Eight, talk to your artist in person about what you want and then expect that the artist will need at least a day to create the drawing before you can come back for an appointment.

When you make the appointment, you'll also usually put down a deposit so the artist is sure that you're not going to bail.

 Tip #9: SPEAK UP! (3:57)

Nine, speak up if you don't like the drawing the artist creates for you. It's going to be on your skin for forever. A good artists will be happy to make adjustments to teh drawing before starting the tattoo.

 Tip #10: Don't Fear the Needle (4:08)

Ten, don't fear the needle!

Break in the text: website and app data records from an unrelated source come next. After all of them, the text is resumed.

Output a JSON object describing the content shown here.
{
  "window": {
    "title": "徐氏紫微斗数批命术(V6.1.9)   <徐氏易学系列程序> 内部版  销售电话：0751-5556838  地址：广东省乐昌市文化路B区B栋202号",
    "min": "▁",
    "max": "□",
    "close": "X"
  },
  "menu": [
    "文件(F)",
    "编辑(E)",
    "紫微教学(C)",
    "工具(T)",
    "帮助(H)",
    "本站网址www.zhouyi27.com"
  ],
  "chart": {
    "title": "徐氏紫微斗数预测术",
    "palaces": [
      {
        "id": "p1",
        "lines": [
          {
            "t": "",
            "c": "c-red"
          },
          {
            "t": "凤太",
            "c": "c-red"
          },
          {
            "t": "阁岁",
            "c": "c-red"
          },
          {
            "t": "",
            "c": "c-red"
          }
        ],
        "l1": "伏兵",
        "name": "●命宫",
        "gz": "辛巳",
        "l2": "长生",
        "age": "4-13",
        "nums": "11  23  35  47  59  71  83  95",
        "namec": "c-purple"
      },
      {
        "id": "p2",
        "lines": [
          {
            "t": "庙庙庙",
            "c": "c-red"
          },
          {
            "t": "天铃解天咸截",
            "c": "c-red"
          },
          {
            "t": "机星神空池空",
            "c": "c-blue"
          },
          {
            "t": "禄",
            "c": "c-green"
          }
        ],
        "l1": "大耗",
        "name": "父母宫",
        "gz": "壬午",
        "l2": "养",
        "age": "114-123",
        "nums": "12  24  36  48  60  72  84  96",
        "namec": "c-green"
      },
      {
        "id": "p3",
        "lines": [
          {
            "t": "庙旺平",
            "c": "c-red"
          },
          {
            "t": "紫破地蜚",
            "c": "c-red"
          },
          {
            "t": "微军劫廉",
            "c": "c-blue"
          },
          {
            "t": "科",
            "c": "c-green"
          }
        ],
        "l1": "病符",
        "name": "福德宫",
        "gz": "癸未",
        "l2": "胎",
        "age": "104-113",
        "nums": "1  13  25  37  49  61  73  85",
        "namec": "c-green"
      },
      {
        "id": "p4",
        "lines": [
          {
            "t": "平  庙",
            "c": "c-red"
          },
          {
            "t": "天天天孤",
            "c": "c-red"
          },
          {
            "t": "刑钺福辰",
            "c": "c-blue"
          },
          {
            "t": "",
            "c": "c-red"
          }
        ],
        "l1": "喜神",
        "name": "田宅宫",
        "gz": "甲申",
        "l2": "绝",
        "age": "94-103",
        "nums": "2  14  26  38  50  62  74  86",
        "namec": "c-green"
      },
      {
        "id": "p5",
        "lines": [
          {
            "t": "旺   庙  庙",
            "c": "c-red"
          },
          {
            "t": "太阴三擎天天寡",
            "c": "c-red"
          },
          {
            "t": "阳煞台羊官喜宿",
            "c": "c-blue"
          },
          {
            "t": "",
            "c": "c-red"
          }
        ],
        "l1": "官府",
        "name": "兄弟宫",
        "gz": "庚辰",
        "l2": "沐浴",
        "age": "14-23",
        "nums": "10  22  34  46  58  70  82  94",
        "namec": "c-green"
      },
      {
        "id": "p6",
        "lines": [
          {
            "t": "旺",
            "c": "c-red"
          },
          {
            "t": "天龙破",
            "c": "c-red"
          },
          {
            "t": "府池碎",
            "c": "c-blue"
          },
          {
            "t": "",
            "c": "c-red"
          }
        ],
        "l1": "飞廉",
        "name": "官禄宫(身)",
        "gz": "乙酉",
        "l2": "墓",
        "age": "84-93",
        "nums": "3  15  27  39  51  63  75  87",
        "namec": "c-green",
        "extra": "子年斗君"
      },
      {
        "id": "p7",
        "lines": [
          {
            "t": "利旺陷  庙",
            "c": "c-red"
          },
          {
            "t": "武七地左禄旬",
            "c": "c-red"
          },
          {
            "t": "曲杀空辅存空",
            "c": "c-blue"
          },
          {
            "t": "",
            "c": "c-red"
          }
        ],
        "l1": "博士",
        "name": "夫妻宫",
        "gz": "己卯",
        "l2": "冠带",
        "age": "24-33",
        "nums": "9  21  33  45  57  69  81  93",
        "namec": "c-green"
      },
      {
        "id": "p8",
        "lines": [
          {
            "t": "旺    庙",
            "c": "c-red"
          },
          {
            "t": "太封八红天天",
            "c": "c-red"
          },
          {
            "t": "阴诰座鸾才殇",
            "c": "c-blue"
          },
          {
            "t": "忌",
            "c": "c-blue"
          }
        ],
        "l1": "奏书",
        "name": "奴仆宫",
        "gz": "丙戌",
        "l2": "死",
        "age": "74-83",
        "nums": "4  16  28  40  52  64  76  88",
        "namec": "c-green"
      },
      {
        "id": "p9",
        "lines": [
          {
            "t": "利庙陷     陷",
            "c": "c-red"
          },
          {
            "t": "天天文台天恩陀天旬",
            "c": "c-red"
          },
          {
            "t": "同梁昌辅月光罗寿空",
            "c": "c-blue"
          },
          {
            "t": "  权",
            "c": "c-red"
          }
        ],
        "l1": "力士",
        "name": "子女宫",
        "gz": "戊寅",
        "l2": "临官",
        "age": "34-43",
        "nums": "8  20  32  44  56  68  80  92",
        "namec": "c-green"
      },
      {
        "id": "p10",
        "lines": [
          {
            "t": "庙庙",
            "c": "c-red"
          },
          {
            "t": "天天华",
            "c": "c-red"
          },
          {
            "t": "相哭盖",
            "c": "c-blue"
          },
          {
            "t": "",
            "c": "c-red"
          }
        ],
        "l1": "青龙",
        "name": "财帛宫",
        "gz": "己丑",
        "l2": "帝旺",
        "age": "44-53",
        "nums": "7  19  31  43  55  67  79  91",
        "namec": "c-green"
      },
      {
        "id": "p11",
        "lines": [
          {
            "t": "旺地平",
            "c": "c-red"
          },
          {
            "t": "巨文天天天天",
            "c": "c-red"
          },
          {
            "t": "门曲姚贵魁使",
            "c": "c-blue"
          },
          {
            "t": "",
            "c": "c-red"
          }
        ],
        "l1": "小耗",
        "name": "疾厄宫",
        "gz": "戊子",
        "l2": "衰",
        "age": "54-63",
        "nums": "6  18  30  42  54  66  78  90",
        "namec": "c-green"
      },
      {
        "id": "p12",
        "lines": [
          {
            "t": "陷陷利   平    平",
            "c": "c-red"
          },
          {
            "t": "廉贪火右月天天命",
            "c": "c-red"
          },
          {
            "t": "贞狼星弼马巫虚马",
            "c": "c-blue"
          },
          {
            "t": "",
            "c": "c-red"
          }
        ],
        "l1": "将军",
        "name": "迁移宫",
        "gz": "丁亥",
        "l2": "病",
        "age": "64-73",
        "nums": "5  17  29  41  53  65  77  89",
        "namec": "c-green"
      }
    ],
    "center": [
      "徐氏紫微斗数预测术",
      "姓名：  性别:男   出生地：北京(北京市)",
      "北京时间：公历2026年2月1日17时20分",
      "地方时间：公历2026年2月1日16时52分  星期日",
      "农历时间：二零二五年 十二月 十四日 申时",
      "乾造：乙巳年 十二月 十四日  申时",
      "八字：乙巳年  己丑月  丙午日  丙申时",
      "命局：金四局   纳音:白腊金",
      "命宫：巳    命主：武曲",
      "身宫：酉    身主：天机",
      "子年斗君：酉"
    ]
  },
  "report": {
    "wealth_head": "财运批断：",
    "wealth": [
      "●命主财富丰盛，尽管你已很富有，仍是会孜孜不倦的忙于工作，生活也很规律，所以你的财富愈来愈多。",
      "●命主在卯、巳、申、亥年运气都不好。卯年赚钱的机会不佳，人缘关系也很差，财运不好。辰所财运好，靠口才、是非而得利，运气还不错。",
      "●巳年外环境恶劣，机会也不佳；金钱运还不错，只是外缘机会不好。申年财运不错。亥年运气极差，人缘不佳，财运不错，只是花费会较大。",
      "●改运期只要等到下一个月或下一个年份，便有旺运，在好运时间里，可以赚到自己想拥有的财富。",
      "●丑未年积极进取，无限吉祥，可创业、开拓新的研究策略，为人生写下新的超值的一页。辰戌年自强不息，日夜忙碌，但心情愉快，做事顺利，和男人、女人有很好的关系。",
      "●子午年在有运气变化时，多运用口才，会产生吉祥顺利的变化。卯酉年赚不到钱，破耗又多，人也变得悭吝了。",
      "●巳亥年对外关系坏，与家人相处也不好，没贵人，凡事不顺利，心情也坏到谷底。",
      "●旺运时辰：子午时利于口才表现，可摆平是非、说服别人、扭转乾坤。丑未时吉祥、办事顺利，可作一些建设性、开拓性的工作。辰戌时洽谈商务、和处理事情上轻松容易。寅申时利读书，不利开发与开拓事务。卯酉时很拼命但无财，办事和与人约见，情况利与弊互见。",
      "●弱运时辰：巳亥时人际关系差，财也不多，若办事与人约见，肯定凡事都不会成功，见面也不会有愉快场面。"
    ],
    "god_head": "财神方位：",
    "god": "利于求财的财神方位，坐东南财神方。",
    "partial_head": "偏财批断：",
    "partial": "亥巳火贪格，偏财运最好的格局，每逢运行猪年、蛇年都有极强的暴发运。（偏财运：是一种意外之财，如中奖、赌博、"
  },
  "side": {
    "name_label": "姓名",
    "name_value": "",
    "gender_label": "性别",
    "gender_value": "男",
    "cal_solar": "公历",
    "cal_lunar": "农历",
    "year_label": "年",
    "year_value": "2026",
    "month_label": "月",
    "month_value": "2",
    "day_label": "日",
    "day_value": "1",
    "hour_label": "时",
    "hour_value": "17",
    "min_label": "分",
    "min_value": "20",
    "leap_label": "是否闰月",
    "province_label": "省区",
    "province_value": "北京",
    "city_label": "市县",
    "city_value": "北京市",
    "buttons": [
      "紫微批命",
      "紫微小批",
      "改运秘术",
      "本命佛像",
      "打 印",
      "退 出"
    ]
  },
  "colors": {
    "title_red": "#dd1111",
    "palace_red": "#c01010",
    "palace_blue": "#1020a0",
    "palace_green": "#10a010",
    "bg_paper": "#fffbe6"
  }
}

Tattoo needles are very small. They're more like a small, vibrating pen that's quickly applying color into your skin. If it grosses you out, don't watch while the artist works. But most likely, you'll enjoy watching the process. Sit back and enjoy getting the tattoo.

  Tip #11: Tip Your Artist (4:25)

Eleven, tip your artist after the work is done. Especially if you really liked the job they did. Not all tattoo artists expect it, but it's still a polite thing to do.

So congratulations on your tattoo! You now own a piece of art you can carry everywhere.

Thank you for watching! If you want to learn a little more about hte science behind tattooing, check out our sister channel SciShow in the Complexly network.

And if you want to see more of Hank and me, don't forget to subscribe at